» What you have to do
Find every line in the records below that contains the word "username", and copy each such line.

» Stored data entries
========================================
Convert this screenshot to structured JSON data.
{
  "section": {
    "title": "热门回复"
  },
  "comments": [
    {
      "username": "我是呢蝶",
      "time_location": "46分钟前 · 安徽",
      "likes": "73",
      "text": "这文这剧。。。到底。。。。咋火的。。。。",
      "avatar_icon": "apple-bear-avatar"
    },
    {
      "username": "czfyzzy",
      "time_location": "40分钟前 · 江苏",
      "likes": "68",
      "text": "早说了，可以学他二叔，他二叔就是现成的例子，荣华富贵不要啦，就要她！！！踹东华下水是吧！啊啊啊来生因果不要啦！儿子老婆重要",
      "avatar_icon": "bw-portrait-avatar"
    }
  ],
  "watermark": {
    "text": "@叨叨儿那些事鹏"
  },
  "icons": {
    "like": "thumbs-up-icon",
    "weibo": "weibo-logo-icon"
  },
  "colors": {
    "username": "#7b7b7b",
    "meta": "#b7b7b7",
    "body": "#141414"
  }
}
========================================
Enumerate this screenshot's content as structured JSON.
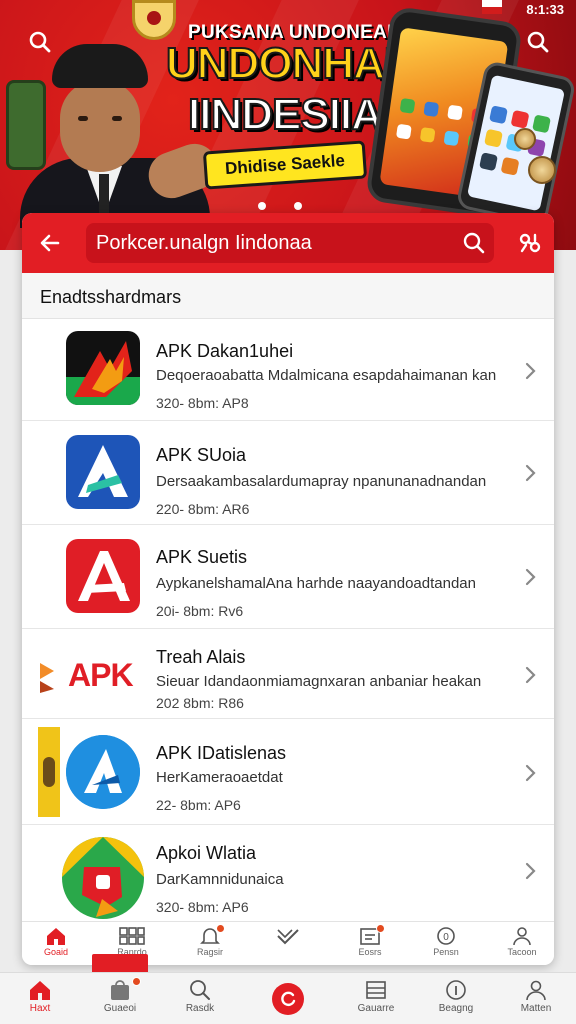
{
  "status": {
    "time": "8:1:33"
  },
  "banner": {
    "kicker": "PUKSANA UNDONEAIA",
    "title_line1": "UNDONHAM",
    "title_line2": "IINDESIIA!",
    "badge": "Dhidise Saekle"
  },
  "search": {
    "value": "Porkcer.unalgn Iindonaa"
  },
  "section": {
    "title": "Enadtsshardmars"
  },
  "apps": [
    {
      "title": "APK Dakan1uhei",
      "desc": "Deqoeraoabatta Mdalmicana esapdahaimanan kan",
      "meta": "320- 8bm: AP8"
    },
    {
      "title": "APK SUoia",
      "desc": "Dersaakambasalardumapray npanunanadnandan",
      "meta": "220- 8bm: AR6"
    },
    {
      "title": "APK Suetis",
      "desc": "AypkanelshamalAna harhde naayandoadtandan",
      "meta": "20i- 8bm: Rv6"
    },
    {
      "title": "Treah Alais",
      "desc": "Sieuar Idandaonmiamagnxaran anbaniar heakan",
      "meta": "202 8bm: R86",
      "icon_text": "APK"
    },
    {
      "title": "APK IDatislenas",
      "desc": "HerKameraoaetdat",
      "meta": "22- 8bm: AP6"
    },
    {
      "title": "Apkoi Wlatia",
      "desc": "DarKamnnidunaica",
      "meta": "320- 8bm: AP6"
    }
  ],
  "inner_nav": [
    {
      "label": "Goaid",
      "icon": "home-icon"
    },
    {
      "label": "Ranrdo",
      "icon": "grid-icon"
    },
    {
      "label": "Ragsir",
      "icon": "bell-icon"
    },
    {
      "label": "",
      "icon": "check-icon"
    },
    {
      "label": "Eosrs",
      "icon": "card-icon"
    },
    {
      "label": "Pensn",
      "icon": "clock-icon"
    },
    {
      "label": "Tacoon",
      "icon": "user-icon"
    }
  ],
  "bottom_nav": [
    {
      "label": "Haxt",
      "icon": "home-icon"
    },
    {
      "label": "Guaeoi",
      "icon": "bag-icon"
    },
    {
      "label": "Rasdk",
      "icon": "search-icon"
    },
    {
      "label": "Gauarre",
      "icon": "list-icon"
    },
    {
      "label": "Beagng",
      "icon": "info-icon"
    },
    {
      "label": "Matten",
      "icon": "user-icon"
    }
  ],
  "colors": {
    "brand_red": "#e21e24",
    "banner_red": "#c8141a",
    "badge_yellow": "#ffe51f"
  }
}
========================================
» Written answer
      "username": "我是呢蝶",
      "username": "czfyzzy",
    "username": "#7b7b7b",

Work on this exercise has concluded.